**What is being asked**
Give the number of lines in the material below that contain the word "icon". No other content is needed.

**Records for this exercise**
──────────────────────────────

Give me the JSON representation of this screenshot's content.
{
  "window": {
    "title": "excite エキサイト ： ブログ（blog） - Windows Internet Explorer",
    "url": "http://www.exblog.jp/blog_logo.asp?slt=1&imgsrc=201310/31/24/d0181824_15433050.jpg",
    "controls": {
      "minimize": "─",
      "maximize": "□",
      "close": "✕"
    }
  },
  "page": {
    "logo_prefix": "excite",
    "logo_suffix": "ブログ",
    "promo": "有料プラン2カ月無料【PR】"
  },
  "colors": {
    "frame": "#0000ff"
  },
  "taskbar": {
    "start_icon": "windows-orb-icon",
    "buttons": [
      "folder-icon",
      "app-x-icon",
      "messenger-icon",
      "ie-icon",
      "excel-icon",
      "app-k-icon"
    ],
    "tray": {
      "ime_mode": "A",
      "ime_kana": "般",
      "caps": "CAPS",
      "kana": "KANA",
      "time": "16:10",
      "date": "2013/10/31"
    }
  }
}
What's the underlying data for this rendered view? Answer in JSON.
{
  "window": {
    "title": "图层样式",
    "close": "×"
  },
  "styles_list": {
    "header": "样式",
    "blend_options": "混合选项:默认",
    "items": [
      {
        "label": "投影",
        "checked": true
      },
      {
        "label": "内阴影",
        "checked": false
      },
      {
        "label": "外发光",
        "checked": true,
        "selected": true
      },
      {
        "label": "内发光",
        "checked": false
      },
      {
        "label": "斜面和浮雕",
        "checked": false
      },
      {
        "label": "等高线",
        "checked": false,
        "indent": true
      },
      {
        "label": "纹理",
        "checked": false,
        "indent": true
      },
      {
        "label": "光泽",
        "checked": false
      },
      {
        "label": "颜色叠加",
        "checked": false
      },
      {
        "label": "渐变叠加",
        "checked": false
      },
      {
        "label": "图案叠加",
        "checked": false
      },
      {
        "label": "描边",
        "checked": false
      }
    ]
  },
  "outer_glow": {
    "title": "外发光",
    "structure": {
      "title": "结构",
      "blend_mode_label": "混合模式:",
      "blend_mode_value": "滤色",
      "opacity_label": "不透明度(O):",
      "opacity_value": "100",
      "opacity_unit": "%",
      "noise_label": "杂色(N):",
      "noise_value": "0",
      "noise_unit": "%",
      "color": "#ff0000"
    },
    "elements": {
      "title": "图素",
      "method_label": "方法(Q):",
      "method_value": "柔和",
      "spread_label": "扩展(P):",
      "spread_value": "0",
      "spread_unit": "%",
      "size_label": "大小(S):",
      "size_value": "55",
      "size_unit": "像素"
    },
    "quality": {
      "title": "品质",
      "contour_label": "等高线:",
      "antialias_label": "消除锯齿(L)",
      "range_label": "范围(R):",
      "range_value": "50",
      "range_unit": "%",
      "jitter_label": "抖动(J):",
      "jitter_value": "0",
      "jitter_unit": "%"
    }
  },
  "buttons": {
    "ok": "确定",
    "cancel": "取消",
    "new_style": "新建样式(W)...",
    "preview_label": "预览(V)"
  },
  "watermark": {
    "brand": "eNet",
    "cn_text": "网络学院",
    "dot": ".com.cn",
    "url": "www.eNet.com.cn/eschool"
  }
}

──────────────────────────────

**Answer area**
7